PIERRE, S.D. — Weekly unemployment claims for the week ending Saturday, April 11, were down by 1,986 from the prior week in South Dakota.
From April 5 to April 11, a total of 6,152 claims were filed with the state Department of Labor and Regulation, according to a news release.
“Unemployment claimants who have been placed on a temporary layoff related to COVID-19 must return to work if they are called back to remain eligible for benefits,” said state Labor and Regulation Secretary Marcia Hultman in the release. “However, if a claimant is called back but only working reduced hours, they may continue to file a weekly request for payment to possibly receive a partial benefit.”
Unemployment claims for the week ending April 11 were down nationally as well. According to the U.S. Department of Labor and Regulation, 5.245 million claims were made, a decrease of 1.37 claims from the previous week.
The four straight weeks of eye-popping new jobless claims is a bad sign for the South Dakota economy, which usually sees about 150 such filings a week, said Gov. Kristi Noem on Thursday, April 16.

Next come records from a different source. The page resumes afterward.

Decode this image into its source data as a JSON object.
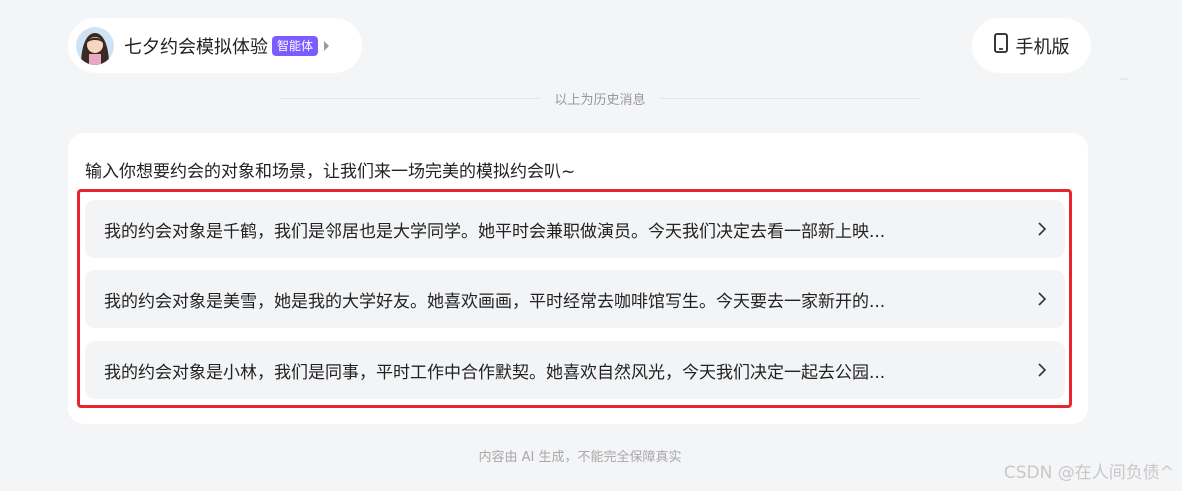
{
  "header": {
    "bot_name": "七夕约会模拟体验",
    "badge": "智能体",
    "mobile_label": "手机版",
    "avatar_icon": "avatar-girl",
    "mobile_icon": "phone-icon"
  },
  "history_divider": "以上为历史消息",
  "card": {
    "prompt": "输入你想要约会的对象和场景，让我们来一场完美的模拟约会叭~",
    "suggestions": [
      {
        "text": "我的约会对象是千鹤，我们是邻居也是大学同学。她平时会兼职做演员。今天我们决定去看一部新上映..."
      },
      {
        "text": "我的约会对象是美雪，她是我的大学好友。她喜欢画画，平时经常去咖啡馆写生。今天要去一家新开的..."
      },
      {
        "text": "我的约会对象是小林，我们是同事，平时工作中合作默契。她喜欢自然风光，今天我们决定一起去公园..."
      }
    ]
  },
  "footer": "内容由 AI 生成，不能完全保障真实",
  "watermark": "CSDN @在人间负债^",
  "colors": {
    "badge": "#7b5cff",
    "highlight_border": "#e5272b",
    "suggestion_bg": "#f3f4f6",
    "page_bg": "#f4f5f7"
  }
}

She warned to expect another spike of initial unemployment filings next week, once the pandemic unemployment application opens to self-employed, independent contractors, gig workers and those who lost their job due to the coronavirus.
“We’re setting some unfortunate records here,” she said. “To see thousands in a week now is alarming, and I want to warn you, next week will be even worse.”
Noem also warned South Dakotans should brace for the state budget taking big hits from reduced sales tax and video lottery revenue, with initial information pointing to declines of between 20 to 30 percent.
“Other industries have been completely hollowed out,” she said. “We haven’t begun to evaluate what that is, because those reports haven't been filed yet.”
Noem said she expects to have a “pretty clear picture” of the scope of the economic damage in the first week of May as reports are finalized. The reports will tee up a special session of the state Legislature, likely in June, so lawmakers can rework the state’s budget to fit an economy throttled by the coronavirus pandemic, she said.